In lesson plan 2 the learning theory used is Conditions of learning where the issues of business comes to play when looking into this as this also counts when one consider the condition in which he or she might be learning as well as the availability of all the required resources during the time when one is learning. This theory stipulates that there are several different types or levels of learning. The significance of these classifications is that each different type requires different types of instruction. Gagne identifies five major categories of learning: verbal information, intellectual skills, cognitive strategies, motor skills and attitudes. Different internal and external conditions are necessary for each type of learning. For example, for cognitive strategies to be learned, there must be a chance to practice developing new solutions to problems; to learn attitudes, the learner must be exposed to a credible role model or persuasive arguments (Gagne, 1985).
The following list shows some of the principles of condition learning theory by Gagne, (1985):
Different instruction is required for different learning outcomes
Events of learning operate on the learner in ways that constitute the conditions of learning
The specific operations that constitute instructional events are different for each different type of learning outcome
Learning hierarchies define what intellectual skills are to be learned and a sequence of instruction
Gagne suggests that learning tasks for intellectual skills can be organized in a hierarchy according to complexity: stimulus recognition, response generation, procedure following, use of terminology, discriminations, concept formation, rule application, and problem solving. The primary significance of the hierarchy is to identify prerequisites that should be completed to facilitate learning at each level. Prerequisites are identified by doing a task analysis of a learning/training task. Learning hierarchies provide a basis for the sequencing of instruction (Gagne, 1985).
In addition, the theory outlines nine instructional events and corresponding cognitive processes (Gagne, 1985):
Informing learners of the objectives
Stimulating recall of prior learning
Presenting the stimulus
Providing learning guidance
Enhancing retention and transfer
The strength and weakness of each teaching strategy
Lesson Plan 1
Lesson Plan 2
The learner is able to interpret multiple realities
The learner is better able to deal with real life situations
The learner can be a problem solver
The learner may have divergent thinking and actions that may cause problems
Allows individual participant to be able to recall what would have been learned in class

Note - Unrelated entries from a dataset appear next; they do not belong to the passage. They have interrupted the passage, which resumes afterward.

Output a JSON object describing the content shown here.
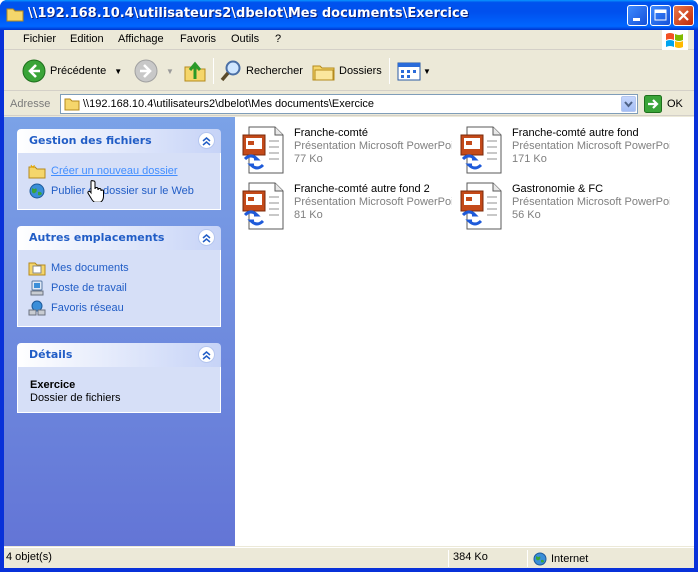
{
  "window": {
    "title": "\\\\192.168.10.4\\utilisateurs2\\dbelot\\Mes documents\\Exercice"
  },
  "menu": {
    "items": [
      "Fichier",
      "Edition",
      "Affichage",
      "Favoris",
      "Outils",
      "?"
    ]
  },
  "toolbar": {
    "back_label": "Précédente",
    "search_label": "Rechercher",
    "folders_label": "Dossiers"
  },
  "address": {
    "label": "Adresse",
    "value": "\\\\192.168.10.4\\utilisateurs2\\dbelot\\Mes documents\\Exercice",
    "go_label": "OK"
  },
  "panels": {
    "file_tasks": {
      "title": "Gestion des fichiers",
      "links": [
        "Créer un nouveau dossier",
        "Publier ce dossier sur le Web"
      ]
    },
    "other_places": {
      "title": "Autres emplacements",
      "links": [
        "Mes documents",
        "Poste de travail",
        "Favoris réseau"
      ]
    },
    "details": {
      "title": "Détails",
      "name": "Exercice",
      "type": "Dossier de fichiers"
    }
  },
  "files": [
    {
      "name": "Franche-comté",
      "type": "Présentation Microsoft PowerPoint",
      "size": "77 Ko"
    },
    {
      "name": "Franche-comté autre fond",
      "type": "Présentation Microsoft PowerPoint",
      "size": "171 Ko"
    },
    {
      "name": "Franche-comté autre fond 2",
      "type": "Présentation Microsoft PowerPoint",
      "size": "81 Ko"
    },
    {
      "name": "Gastronomie & FC",
      "type": "Présentation Microsoft PowerPoint",
      "size": "56 Ko"
    }
  ],
  "status": {
    "objects": "4 objet(s)",
    "size": "384 Ko",
    "zone": "Internet"
  },
  "colors": {
    "title_bar": "#0058ee",
    "panel_bg": "#7ba2e7",
    "link": "#215dc6"
  },
  "icons": [
    "folder-icon",
    "back-arrow-icon",
    "forward-arrow-icon",
    "up-folder-icon",
    "search-icon",
    "folders-icon",
    "views-icon",
    "go-arrow-icon",
    "new-folder-icon",
    "globe-icon",
    "my-documents-icon",
    "my-computer-icon",
    "network-icon",
    "powerpoint-file-icon",
    "internet-zone-icon"
  ]
}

Encourages cooperation among students as team members
Redesign of the course relevant for the new learning environment
Requires a diverse educational background
Beliefs in teaching the subject
Based on the elaboration stated in the strength and weakness of two lessons plans it can be noted that lesson plan 1 is the best teaching particularly in this topic where students has to show the understanding of the programming languages used. According to the theory learning is collaborative and interactional where by the teacher provides the lesson and the students do the practical work based on the lesson that would have been carried out.
The teacher in lesson plan 1 act as the facilitator making sure that the students have been able to know the programming language used in class by the way they will be developing the web based application and also from other previous studies carried out in the topic area. The teacher will not interrupt the students as they will be doing their work but he or she will be just monitoring that there are doing the correct thing. Adult learning theories in and of themselves have very little consensus amongst them. There is great debate on an actual determined amount of theories that are even possible, as well as labeling those theories into groups like Hilgard and Bower stimulus-response and cognitive theories as large categories of their eleven theories. Another groups dynamic labels theories as mechanistic and or organism. Overall it seems that the theory of adult learning is broken down into two elements; a process that creates change within the individual, and a process to infuse change into the organization.